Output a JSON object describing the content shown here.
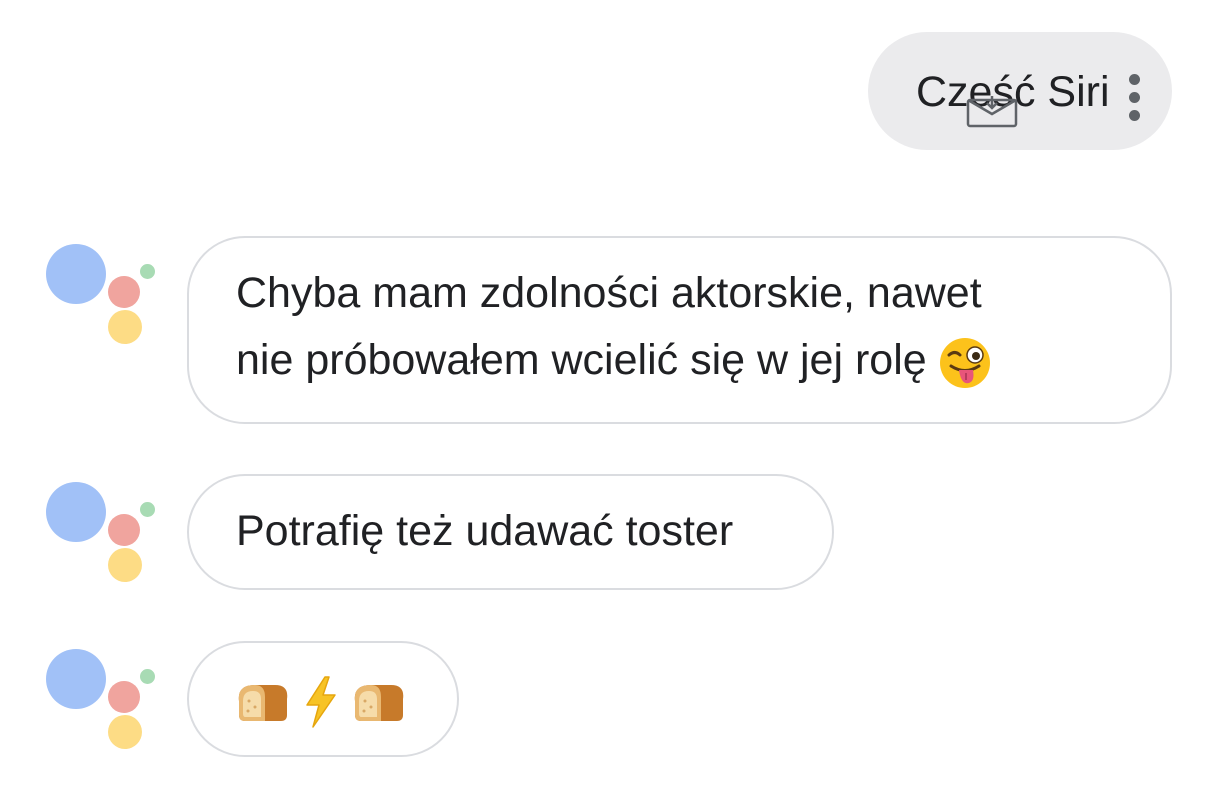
{
  "user_message": {
    "text": "Cześć Siri"
  },
  "assistant_messages": [
    {
      "lines": [
        "Chyba mam zdolności aktorskie, nawet",
        "nie próbowałem wcielić się w jej rolę"
      ],
      "emoji": "winking-face-with-tongue"
    },
    {
      "lines": [
        "Potrafię też udawać toster"
      ]
    },
    {
      "emoji_sequence": [
        "bread",
        "high-voltage",
        "bread"
      ]
    }
  ],
  "colors": {
    "user_bubble": "#ebebed",
    "bubble_border": "#dadce0",
    "text": "#202124",
    "logo_blue": "#a1c1f7",
    "logo_red": "#f0a49e",
    "logo_green": "#a8dbb4",
    "logo_yellow": "#fddc85"
  }
}
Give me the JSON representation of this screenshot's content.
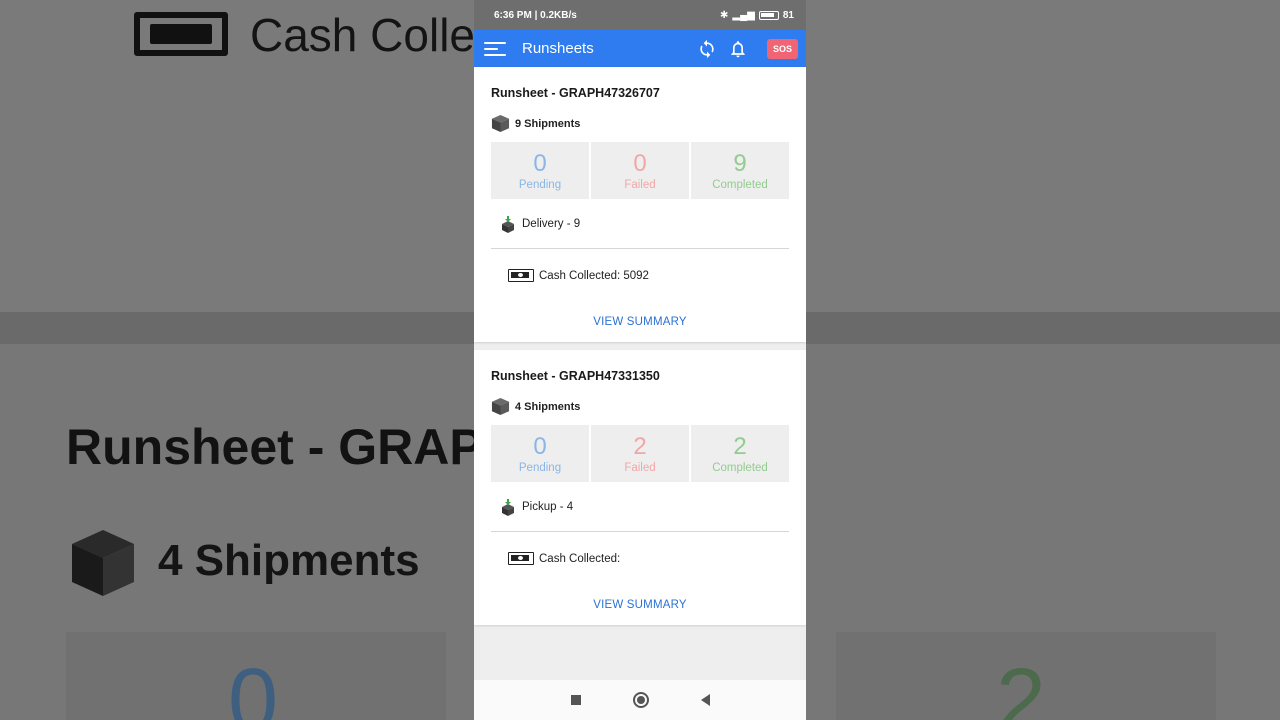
{
  "background": {
    "cash_text": "Cash Collec",
    "runsheet_text": "Runsheet - GRAP",
    "shipments_text": "4 Shipments",
    "left_number": "0",
    "right_number": "2"
  },
  "status_bar": {
    "left": "6:36 PM | 0.2KB/s",
    "battery": "81"
  },
  "app_bar": {
    "title": "Runsheets",
    "sos_label": "SOS"
  },
  "runsheets": [
    {
      "title": "Runsheet - GRAPH47326707",
      "shipments": "9 Shipments",
      "pending": "0",
      "pending_label": "Pending",
      "failed": "0",
      "failed_label": "Failed",
      "completed": "9",
      "completed_label": "Completed",
      "type_label": "Delivery - 9",
      "cash_label": "Cash Collected: 5092",
      "summary_label": "VIEW SUMMARY"
    },
    {
      "title": "Runsheet - GRAPH47331350",
      "shipments": "4 Shipments",
      "pending": "0",
      "pending_label": "Pending",
      "failed": "2",
      "failed_label": "Failed",
      "completed": "2",
      "completed_label": "Completed",
      "type_label": "Pickup - 4",
      "cash_label": "Cash Collected:",
      "summary_label": "VIEW SUMMARY"
    }
  ],
  "colors": {
    "app_bar": "#2f7cf0",
    "sos": "#f06474",
    "pending": "#8ab6e6",
    "failed": "#f2a7a7",
    "completed": "#92cc8f",
    "link": "#2a72d4"
  },
  "icons": {
    "menu": "menu-icon",
    "refresh": "refresh-icon",
    "bell": "bell-icon",
    "box": "box-icon",
    "delivery": "delivery-package-icon",
    "cash": "cash-icon"
  }
}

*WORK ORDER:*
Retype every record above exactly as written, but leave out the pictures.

*EXERCISE OUTPUT:*
Output a JSON object describing the content shown here.
{
  "user_message": {
    "text": "Cześć Siri"
  },
  "assistant_messages": [
    {
      "lines": [
        "Chyba mam zdolności aktorskie, nawet",
        "nie próbowałem wcielić się w jej rolę"
      ],
      "emoji": "winking-face-with-tongue"
    },
    {
      "lines": [
        "Potrafię też udawać toster"
      ]
    },
    {
      "emoji_sequence": [
        "bread",
        "high-voltage",
        "bread"
      ]
    }
  ],
  "colors": {
    "user_bubble": "#ebebed",
    "bubble_border": "#dadce0",
    "text": "#202124",
    "logo_blue": "#a1c1f7",
    "logo_red": "#f0a49e",
    "logo_green": "#a8dbb4",
    "logo_yellow": "#fddc85"
  }
}
Give me the JSON representation of this screenshot's content.
{
  "background": {
    "cash_text": "Cash Collec",
    "runsheet_text": "Runsheet - GRAP",
    "shipments_text": "4 Shipments",
    "left_number": "0",
    "right_number": "2"
  },
  "status_bar": {
    "left": "6:36 PM | 0.2KB/s",
    "battery": "81"
  },
  "app_bar": {
    "title": "Runsheets",
    "sos_label": "SOS"
  },
  "runsheets": [
    {
      "title": "Runsheet - GRAPH47326707",
      "shipments": "9 Shipments",
      "pending": "0",
      "pending_label": "Pending",
      "failed": "0",
      "failed_label": "Failed",
      "completed": "9",
      "completed_label": "Completed",
      "type_label": "Delivery - 9",
      "cash_label": "Cash Collected: 5092",
      "summary_label": "VIEW SUMMARY"
    },
    {
      "title": "Runsheet - GRAPH47331350",
      "shipments": "4 Shipments",
      "pending": "0",
      "pending_label": "Pending",
      "failed": "2",
      "failed_label": "Failed",
      "completed": "2",
      "completed_label": "Completed",
      "type_label": "Pickup - 4",
      "cash_label": "Cash Collected:",
      "summary_label": "VIEW SUMMARY"
    }
  ],
  "colors": {
    "app_bar": "#2f7cf0",
    "sos": "#f06474",
    "pending": "#8ab6e6",
    "failed": "#f2a7a7",
    "completed": "#92cc8f",
    "link": "#2a72d4"
  },
  "icons": {
    "menu": "menu-icon",
    "refresh": "refresh-icon",
    "bell": "bell-icon",
    "box": "box-icon",
    "delivery": "delivery-package-icon",
    "cash": "cash-icon"
  }
}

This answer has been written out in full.